Everyone deserves a fair trial. This common phrase kept running through my head as I absorbed the material in this book, which takes the reader on a voyage through six decades of trials and legal proceedings that have largely disappeared from public attention. Dark and haunting, rich with detail and concise analysis, Forgotten Trials of the Holocaust focuses on 10 lesser known trials whose aim was to bring to justice individuals who were responsible for some of the greatest evil humanity has ever seen.
While dealing with one of humankind’s long, dark nights of the soul, the authors provide a coherent and even-handed detailing of all aspects of the trials, from the perpetrators, victims, and other players involved in the legal proceedings, which span different decades and countries. The book provides a new and penetrating perspective on trials conducted by the United States, Europe, and Israel against German political and military officials and non-German collaborators.

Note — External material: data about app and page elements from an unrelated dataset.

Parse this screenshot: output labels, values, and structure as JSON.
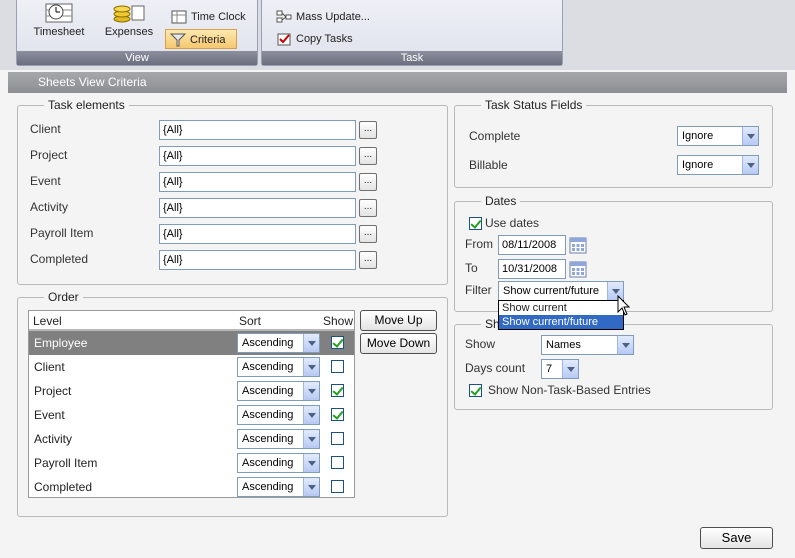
{
  "ribbon": {
    "groups": [
      {
        "caption": "View"
      },
      {
        "caption": "Task"
      }
    ],
    "timesheet_label": "Timesheet",
    "expenses_label": "Expenses",
    "time_clock_label": "Time Clock",
    "criteria_label": "Criteria",
    "mass_update_label": "Mass Update...",
    "copy_tasks_label": "Copy Tasks"
  },
  "title": "Sheets View Criteria",
  "task_elements": {
    "legend": "Task elements",
    "rows": [
      {
        "label": "Client",
        "value": "{All}",
        "button": "..."
      },
      {
        "label": "Project",
        "value": "{All}",
        "button": "..."
      },
      {
        "label": "Event",
        "value": "{All}",
        "button": "..."
      },
      {
        "label": "Activity",
        "value": "{All}",
        "button": "..."
      },
      {
        "label": "Payroll Item",
        "value": "{All}",
        "button": "..."
      },
      {
        "label": "Completed",
        "value": "{All}",
        "button": "..."
      }
    ]
  },
  "order": {
    "legend": "Order",
    "columns": {
      "level": "Level",
      "sort": "Sort",
      "show": "Show"
    },
    "rows": [
      {
        "level": "Employee",
        "sort": "Ascending",
        "show": true,
        "selected": true
      },
      {
        "level": "Client",
        "sort": "Ascending",
        "show": false
      },
      {
        "level": "Project",
        "sort": "Ascending",
        "show": true
      },
      {
        "level": "Event",
        "sort": "Ascending",
        "show": true
      },
      {
        "level": "Activity",
        "sort": "Ascending",
        "show": false
      },
      {
        "level": "Payroll Item",
        "sort": "Ascending",
        "show": false
      },
      {
        "level": "Completed",
        "sort": "Ascending",
        "show": false
      }
    ],
    "move_up_label": "Move Up",
    "move_down_label": "Move Down"
  },
  "task_status": {
    "legend": "Task Status Fields",
    "complete_label": "Complete",
    "complete_value": "Ignore",
    "billable_label": "Billable",
    "billable_value": "Ignore"
  },
  "dates": {
    "legend": "Dates",
    "use_dates_label": "Use dates",
    "use_dates_checked": true,
    "from_label": "From",
    "from_value": "08/11/2008",
    "to_label": "To",
    "to_value": "10/31/2008",
    "filter_label": "Filter",
    "filter_value": "Show current/future",
    "filter_options": [
      "Show current",
      "Show current/future"
    ]
  },
  "show_section": {
    "legend": "Sh",
    "show_label": "Show",
    "show_value": "Names",
    "days_count_label": "Days count",
    "days_count_value": "7",
    "non_task_label": "Show Non-Task-Based Entries",
    "non_task_checked": true
  },
  "save_label": "Save",
  "colors": {
    "selected_row": "#808080",
    "dropdown_highlight": "#316ac5",
    "titlebar": "#999a9f"
  }
}
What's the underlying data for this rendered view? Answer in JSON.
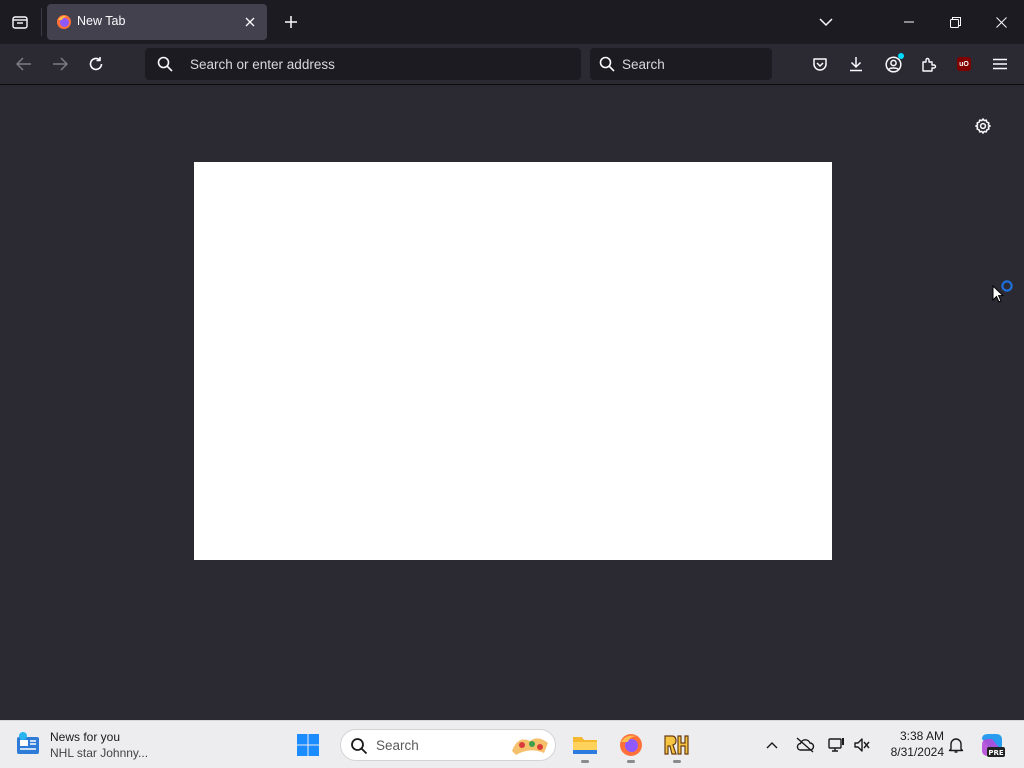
{
  "browser": {
    "tab": {
      "title": "New Tab",
      "favicon": "firefox-icon"
    },
    "urlbar": {
      "placeholder": "Search or enter address"
    },
    "searchbar": {
      "placeholder": "Search"
    },
    "toolbar_icons": [
      "pocket-icon",
      "download-icon",
      "account-icon",
      "extensions-icon",
      "ublock-icon",
      "menu-icon"
    ],
    "ublock_badge": "uO",
    "accent_color": "#00ddff"
  },
  "content": {
    "settings_icon": "gear-icon",
    "panel_color": "#ffffff"
  },
  "taskbar": {
    "news": {
      "title": "News for you",
      "headline": "NHL star Johnny..."
    },
    "search_placeholder": "Search",
    "apps": [
      "file-explorer-icon",
      "firefox-icon",
      "rh-app-icon"
    ],
    "clock": {
      "time": "3:38 AM",
      "date": "8/31/2024"
    },
    "copilot_badge": "PRE"
  },
  "colors": {
    "titlebar": "#1c1b22",
    "toolbar": "#2b2a33",
    "tab_active": "#42414d",
    "taskbar": "#ededf0"
  }
}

While describing the trials, the lawyers’ strategies, and the judges’ reasoning, the authors do a masterful job of highlighting some of the less than subtle unfairness toward some defendants. This led to my pondering whether everyone deserves a fair trial and, on a broader level, the role that law and justice should play in the aftermath of such an atrocity. The book also does an excellent job of illustrating the challenges involved in attempts to convict war-crime defendants. For instance, in the wake of such mass slaughter, it can understandably be quite difficult to prove that one specific defendant intentionally caused the death of one specific Holocaust victim. Yet, that’s what many of these prosecutors were forced to do, and the book capably illustrates the uphill battle many faced in this situation.
The book was slightly too bleak overall for my taste, but history buffs and legal scholars alike will enjoy this fresh look at the trials of Nazi war crimes. Each section concludes with a summary of the final legal dispositions and the repercussions of the proceedings long into the future, as well as finely tuned and impartial opinions on the authenticity of each proceeding.
The authors have provided a valuable contribution to Holocaust literature by highlighting the multifaceted and intricate relationship between criminal law and the Holocaust. The book is undeniably compelling reading for anyone interested in trials or the Holocaust and does a magnificent job of ensuring that the events of this dark era of human history will not be ignored and will not soon be forgotten.
Kelly Kramer, Hamline 2013, is an attorney at Herrick & Hart S.C., Eau Claire, and a writer for Source HOV.